_What needs to be done_:
Your job is to copy every line in the material containing the word "example".

_Supplied data_:
[Start of Attachment]

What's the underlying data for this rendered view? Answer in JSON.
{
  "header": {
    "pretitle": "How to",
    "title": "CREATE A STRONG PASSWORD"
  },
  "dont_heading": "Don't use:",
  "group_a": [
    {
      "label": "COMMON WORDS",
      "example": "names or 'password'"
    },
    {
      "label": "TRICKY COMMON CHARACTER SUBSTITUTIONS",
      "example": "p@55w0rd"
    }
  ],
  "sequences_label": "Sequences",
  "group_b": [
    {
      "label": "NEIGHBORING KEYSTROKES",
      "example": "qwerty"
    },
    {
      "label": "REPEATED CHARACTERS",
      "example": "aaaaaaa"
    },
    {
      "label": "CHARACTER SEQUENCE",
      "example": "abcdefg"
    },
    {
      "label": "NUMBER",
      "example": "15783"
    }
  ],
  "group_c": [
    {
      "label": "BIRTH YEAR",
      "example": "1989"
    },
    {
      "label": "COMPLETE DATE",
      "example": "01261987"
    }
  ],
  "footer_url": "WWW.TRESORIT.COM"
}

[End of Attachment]
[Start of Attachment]

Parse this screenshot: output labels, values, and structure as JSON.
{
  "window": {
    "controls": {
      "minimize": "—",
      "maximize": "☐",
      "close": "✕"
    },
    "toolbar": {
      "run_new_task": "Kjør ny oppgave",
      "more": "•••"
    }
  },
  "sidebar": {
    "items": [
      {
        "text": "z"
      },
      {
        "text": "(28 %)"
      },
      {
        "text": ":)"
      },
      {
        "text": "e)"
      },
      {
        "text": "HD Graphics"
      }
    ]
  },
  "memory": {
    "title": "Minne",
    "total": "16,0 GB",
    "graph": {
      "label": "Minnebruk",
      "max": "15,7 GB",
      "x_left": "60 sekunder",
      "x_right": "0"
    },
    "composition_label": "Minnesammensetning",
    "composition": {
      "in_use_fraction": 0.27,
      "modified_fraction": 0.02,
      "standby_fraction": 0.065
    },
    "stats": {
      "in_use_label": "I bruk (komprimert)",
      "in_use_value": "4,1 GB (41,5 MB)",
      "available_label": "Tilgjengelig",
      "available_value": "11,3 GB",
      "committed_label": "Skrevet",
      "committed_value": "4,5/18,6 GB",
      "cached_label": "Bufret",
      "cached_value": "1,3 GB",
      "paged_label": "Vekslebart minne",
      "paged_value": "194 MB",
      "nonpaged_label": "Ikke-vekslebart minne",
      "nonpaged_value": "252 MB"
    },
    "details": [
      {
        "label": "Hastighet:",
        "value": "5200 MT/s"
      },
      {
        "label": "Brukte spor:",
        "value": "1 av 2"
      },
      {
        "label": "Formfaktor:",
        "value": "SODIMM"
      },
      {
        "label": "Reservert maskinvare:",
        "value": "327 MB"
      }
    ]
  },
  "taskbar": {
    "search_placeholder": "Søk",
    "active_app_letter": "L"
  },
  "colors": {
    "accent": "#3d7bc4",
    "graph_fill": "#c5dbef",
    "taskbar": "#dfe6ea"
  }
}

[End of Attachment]

_Task result_:
      "example": "names or 'password'"
      "example": "p@55w0rd"
      "example": "qwerty"
      "example": "aaaaaaa"
      "example": "abcdefg"
      "example": "15783"
      "example": "1989"
      "example": "01261987"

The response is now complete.